* _WHAT YOU SHOULD DO_
Copy each line below without leaving any out.

++++

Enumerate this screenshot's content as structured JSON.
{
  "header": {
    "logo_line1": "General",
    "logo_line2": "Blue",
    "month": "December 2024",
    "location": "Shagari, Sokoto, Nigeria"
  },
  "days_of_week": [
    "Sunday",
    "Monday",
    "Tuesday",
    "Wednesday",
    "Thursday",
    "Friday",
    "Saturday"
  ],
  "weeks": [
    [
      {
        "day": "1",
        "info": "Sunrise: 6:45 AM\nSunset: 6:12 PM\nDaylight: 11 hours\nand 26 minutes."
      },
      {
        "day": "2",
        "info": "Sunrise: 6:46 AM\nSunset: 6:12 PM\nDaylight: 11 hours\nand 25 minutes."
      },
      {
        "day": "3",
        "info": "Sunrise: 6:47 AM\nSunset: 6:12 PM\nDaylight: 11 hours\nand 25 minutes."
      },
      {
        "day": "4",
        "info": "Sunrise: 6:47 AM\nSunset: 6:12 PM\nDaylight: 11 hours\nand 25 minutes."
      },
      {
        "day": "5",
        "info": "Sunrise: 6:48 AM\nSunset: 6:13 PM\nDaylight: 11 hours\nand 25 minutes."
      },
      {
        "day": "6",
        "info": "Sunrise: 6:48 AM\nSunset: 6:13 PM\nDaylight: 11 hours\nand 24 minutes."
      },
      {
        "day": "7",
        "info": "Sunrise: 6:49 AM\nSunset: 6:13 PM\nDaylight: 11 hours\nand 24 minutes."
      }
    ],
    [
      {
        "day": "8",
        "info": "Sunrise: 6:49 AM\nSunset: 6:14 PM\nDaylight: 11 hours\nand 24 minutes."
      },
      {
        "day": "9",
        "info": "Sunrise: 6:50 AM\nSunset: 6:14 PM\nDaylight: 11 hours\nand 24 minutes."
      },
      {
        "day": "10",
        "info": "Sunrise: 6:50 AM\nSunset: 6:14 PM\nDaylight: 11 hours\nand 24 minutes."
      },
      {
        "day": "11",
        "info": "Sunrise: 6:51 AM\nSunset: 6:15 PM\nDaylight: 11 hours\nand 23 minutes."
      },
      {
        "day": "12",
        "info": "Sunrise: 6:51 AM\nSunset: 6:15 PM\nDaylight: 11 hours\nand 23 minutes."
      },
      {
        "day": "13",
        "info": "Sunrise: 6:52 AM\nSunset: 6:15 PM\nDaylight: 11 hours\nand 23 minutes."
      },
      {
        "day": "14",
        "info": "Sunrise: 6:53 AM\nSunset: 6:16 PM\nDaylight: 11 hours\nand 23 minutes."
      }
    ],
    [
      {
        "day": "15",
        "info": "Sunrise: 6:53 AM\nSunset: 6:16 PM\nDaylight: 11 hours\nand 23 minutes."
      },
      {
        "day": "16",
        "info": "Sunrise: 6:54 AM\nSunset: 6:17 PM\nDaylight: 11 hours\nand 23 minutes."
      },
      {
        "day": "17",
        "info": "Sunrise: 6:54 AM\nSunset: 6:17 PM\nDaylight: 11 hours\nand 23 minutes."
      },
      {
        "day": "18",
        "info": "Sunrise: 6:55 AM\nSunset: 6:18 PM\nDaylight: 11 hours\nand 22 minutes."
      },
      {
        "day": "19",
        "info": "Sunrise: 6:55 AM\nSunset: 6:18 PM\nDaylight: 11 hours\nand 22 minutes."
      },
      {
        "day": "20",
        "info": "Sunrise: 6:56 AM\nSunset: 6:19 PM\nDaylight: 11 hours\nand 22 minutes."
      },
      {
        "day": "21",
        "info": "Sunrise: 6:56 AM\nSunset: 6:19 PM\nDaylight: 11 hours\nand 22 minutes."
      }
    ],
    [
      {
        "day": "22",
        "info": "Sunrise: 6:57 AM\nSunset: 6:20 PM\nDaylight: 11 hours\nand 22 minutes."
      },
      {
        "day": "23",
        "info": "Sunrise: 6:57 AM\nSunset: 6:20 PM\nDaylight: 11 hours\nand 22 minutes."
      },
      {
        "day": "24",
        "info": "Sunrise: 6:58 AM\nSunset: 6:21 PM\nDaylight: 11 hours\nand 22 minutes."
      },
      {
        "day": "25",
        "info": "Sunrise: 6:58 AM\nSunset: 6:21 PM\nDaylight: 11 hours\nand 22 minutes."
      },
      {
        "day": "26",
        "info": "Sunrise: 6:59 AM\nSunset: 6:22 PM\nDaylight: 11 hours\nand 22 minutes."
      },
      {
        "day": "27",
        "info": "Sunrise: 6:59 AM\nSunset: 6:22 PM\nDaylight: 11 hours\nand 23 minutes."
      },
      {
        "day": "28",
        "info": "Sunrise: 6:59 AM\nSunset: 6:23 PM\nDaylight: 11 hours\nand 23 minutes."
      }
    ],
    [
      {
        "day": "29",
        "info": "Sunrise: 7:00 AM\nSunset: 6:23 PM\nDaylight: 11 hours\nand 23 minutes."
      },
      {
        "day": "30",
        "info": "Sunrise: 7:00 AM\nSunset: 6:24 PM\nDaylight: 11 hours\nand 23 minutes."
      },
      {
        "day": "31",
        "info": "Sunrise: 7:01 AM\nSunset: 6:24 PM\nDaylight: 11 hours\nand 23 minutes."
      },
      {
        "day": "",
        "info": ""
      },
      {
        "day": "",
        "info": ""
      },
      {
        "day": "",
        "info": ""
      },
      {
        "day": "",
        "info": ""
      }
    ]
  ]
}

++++

* _PROBLEM SOLUTION_
Enumerate this screenshot's content as structured JSON.
{
  "header": {
    "logo_line1": "General",
    "logo_line2": "Blue",
    "month": "December 2024",
    "location": "Shagari, Sokoto, Nigeria"
  },
  "days_of_week": [
    "Sunday",
    "Monday",
    "Tuesday",
    "Wednesday",
    "Thursday",
    "Friday",
    "Saturday"
  ],
  "weeks": [
    [
      {
        "day": "1",
        "info": "Sunrise: 6:45 AM\nSunset: 6:12 PM\nDaylight: 11 hours\nand 26 minutes."
      },
      {
        "day": "2",
        "info": "Sunrise: 6:46 AM\nSunset: 6:12 PM\nDaylight: 11 hours\nand 25 minutes."
      },
      {
        "day": "3",
        "info": "Sunrise: 6:47 AM\nSunset: 6:12 PM\nDaylight: 11 hours\nand 25 minutes."
      },
      {
        "day": "4",
        "info": "Sunrise: 6:47 AM\nSunset: 6:12 PM\nDaylight: 11 hours\nand 25 minutes."
      },
      {
        "day": "5",
        "info": "Sunrise: 6:48 AM\nSunset: 6:13 PM\nDaylight: 11 hours\nand 25 minutes."
      },
      {
        "day": "6",
        "info": "Sunrise: 6:48 AM\nSunset: 6:13 PM\nDaylight: 11 hours\nand 24 minutes."
      },
      {
        "day": "7",
        "info": "Sunrise: 6:49 AM\nSunset: 6:13 PM\nDaylight: 11 hours\nand 24 minutes."
      }
    ],
    [
      {
        "day": "8",
        "info": "Sunrise: 6:49 AM\nSunset: 6:14 PM\nDaylight: 11 hours\nand 24 minutes."
      },
      {
        "day": "9",
        "info": "Sunrise: 6:50 AM\nSunset: 6:14 PM\nDaylight: 11 hours\nand 24 minutes."
      },
      {
        "day": "10",
        "info": "Sunrise: 6:50 AM\nSunset: 6:14 PM\nDaylight: 11 hours\nand 24 minutes."
      },
      {
        "day": "11",
        "info": "Sunrise: 6:51 AM\nSunset: 6:15 PM\nDaylight: 11 hours\nand 23 minutes."
      },
      {
        "day": "12",
        "info": "Sunrise: 6:51 AM\nSunset: 6:15 PM\nDaylight: 11 hours\nand 23 minutes."
      },
      {
        "day": "13",
        "info": "Sunrise: 6:52 AM\nSunset: 6:15 PM\nDaylight: 11 hours\nand 23 minutes."
      },
      {
        "day": "14",
        "info": "Sunrise: 6:53 AM\nSunset: 6:16 PM\nDaylight: 11 hours\nand 23 minutes."
      }
    ],
    [
      {
        "day": "15",
        "info": "Sunrise: 6:53 AM\nSunset: 6:16 PM\nDaylight: 11 hours\nand 23 minutes."
      },
      {
        "day": "16",
        "info": "Sunrise: 6:54 AM\nSunset: 6:17 PM\nDaylight: 11 hours\nand 23 minutes."
      },
      {
        "day": "17",
        "info": "Sunrise: 6:54 AM\nSunset: 6:17 PM\nDaylight: 11 hours\nand 23 minutes."
      },
      {
        "day": "18",
        "info": "Sunrise: 6:55 AM\nSunset: 6:18 PM\nDaylight: 11 hours\nand 22 minutes."
      },
      {
        "day": "19",
        "info": "Sunrise: 6:55 AM\nSunset: 6:18 PM\nDaylight: 11 hours\nand 22 minutes."
      },
      {
        "day": "20",
        "info": "Sunrise: 6:56 AM\nSunset: 6:19 PM\nDaylight: 11 hours\nand 22 minutes."
      },
      {
        "day": "21",
        "info": "Sunrise: 6:56 AM\nSunset: 6:19 PM\nDaylight: 11 hours\nand 22 minutes."
      }
    ],
    [
      {
        "day": "22",
        "info": "Sunrise: 6:57 AM\nSunset: 6:20 PM\nDaylight: 11 hours\nand 22 minutes."
      },
      {
        "day": "23",
        "info": "Sunrise: 6:57 AM\nSunset: 6:20 PM\nDaylight: 11 hours\nand 22 minutes."
      },
      {
        "day": "24",
        "info": "Sunrise: 6:58 AM\nSunset: 6:21 PM\nDaylight: 11 hours\nand 22 minutes."
      },
      {
        "day": "25",
        "info": "Sunrise: 6:58 AM\nSunset: 6:21 PM\nDaylight: 11 hours\nand 22 minutes."
      },
      {
        "day": "26",
        "info": "Sunrise: 6:59 AM\nSunset: 6:22 PM\nDaylight: 11 hours\nand 22 minutes."
      },
      {
        "day": "27",
        "info": "Sunrise: 6:59 AM\nSunset: 6:22 PM\nDaylight: 11 hours\nand 23 minutes."
      },
      {
        "day": "28",
        "info": "Sunrise: 6:59 AM\nSunset: 6:23 PM\nDaylight: 11 hours\nand 23 minutes."
      }
    ],
    [
      {
        "day": "29",
        "info": "Sunrise: 7:00 AM\nSunset: 6:23 PM\nDaylight: 11 hours\nand 23 minutes."
      },
      {
        "day": "30",
        "info": "Sunrise: 7:00 AM\nSunset: 6:24 PM\nDaylight: 11 hours\nand 23 minutes."
      },
      {
        "day": "31",
        "info": "Sunrise: 7:01 AM\nSunset: 6:24 PM\nDaylight: 11 hours\nand 23 minutes."
      },
      {
        "day": "",
        "info": ""
      },
      {
        "day": "",
        "info": ""
      },
      {
        "day": "",
        "info": ""
      },
      {
        "day": "",
        "info": ""
      }
    ]
  ]
}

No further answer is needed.